Ease of handling (and effective rate of fire).
You wrote that blanket-statement with little, to no, knowledge of ballistics. Your second item alone invalidates your claim because "stopping power" is a very subjective (basically marketing lingo) statement: a .22 pistol to the head has more stopping power than a .227 to the torso, and your off-the-shelf hunting shotgun has more short-range stopping power (to almost any part of the body) than both of them.
(Read up on Mafia killings; more people were killed by .22 caliber pistols than all other guns, including the infamous Tommy Gun.)
"Stopping Power" should never be used to compare weapons without specifying conditions, and even then breaks down to so many sub-components: ammunition used, velocity, kinetic energy, etc.

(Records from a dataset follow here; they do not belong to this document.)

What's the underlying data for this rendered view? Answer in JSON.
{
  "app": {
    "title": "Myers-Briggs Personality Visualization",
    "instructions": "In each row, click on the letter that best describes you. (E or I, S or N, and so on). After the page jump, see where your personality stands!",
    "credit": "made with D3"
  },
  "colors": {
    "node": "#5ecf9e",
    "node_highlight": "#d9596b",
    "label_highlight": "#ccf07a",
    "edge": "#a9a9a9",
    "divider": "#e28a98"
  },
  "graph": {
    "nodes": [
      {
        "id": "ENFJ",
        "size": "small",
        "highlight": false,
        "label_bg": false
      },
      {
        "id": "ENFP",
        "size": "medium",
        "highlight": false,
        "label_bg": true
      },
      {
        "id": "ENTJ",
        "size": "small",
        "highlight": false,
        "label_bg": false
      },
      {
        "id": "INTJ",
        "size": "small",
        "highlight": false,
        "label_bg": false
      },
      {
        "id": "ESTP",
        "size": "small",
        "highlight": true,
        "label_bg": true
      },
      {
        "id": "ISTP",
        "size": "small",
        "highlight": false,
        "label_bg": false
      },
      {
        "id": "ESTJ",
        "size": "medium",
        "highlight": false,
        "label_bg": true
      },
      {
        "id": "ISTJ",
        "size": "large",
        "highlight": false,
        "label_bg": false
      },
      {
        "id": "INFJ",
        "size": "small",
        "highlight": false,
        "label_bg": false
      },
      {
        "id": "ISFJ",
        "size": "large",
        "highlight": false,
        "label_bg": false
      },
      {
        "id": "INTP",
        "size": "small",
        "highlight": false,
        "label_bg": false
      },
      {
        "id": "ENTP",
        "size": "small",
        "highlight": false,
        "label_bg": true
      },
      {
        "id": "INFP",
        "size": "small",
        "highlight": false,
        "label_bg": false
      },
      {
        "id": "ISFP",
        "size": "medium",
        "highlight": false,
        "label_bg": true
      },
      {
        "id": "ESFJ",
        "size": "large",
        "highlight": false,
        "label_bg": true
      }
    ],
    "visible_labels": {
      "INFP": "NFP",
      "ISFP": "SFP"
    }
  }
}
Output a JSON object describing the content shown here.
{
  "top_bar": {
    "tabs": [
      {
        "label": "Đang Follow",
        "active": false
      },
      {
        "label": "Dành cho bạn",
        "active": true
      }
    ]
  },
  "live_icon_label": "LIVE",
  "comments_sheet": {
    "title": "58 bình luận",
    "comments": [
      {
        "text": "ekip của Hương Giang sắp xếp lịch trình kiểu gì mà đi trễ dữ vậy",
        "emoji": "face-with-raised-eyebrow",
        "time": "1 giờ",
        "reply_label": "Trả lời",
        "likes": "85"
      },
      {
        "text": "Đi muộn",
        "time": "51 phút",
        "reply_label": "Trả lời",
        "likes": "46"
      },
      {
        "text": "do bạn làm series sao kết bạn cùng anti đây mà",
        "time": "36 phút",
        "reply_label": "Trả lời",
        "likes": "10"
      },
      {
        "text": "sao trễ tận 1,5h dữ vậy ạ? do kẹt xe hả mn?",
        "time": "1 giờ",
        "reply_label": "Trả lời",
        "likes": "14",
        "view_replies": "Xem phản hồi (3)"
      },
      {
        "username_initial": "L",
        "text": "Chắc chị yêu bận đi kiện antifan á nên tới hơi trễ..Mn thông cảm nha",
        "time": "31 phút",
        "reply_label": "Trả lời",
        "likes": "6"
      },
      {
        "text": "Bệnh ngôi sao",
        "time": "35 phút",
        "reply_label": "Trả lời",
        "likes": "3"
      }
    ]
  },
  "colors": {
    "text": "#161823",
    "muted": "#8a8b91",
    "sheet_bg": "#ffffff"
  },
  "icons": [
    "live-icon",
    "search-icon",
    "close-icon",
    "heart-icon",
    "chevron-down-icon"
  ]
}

An assault rifle firing a full metal jacket round at a torso has a high probability of completely passing through the body. A .357 magnum pistol firing a hollow-point round into the torso is going to mushroom out and expand in the body, increasing the chances of hitting something major.
You can get a handgun that would fire magnum high caliber rounds, but not 20+ at a time, plus only very skilled marksman would be able to shoot such handgun more than one round at a time and maintain any kind of accuracy.
Your statement suggests that only a 'handgun' requires a marksman to maintain any kind of accuracy with sustained firepower; this is completely false.
Have you ever seen the video of an inexperienced insurgent, or gang-banger, shooting an off-the-shelf, cheap, mass-manufactured AK-47 variant? The saying: "couldn't hit the broadside of a barn" wasn't just termed for high-caliber pistols.
If you'd ever attempted to "spray-and-pray" with a cheap mass-manufactured (most commonly found) full-auto assault rifle, you would realize how off your statement is. Your first round could possibly (with luck that any sight adjusting ever happened) be on target, and each successive round would be farther and farther from even being close. Someone taking a second to aim a single pistol round has as much of a chance as the non-experienced, lead-trigger assaulter.
And if you aren't talking about full-auto, then you're "20+ at a time" is way off-base for even the fastest-trigger expert.
There is absolutely no point denying that semi-automatic rifle is by far more deadlier weapon than any comparable handgun.
Semi-automatic rifles are only superior in specific conditions, and even then it depends on the actual weapon, as well as the experience of the person wielding it.
In close range, in a building, etc., the cumbersome non-compact, standard assault rifle can become more of a hindrance than an asset. I would probably take a shotgun, or even a quality handgun over an assault rifle in such an example.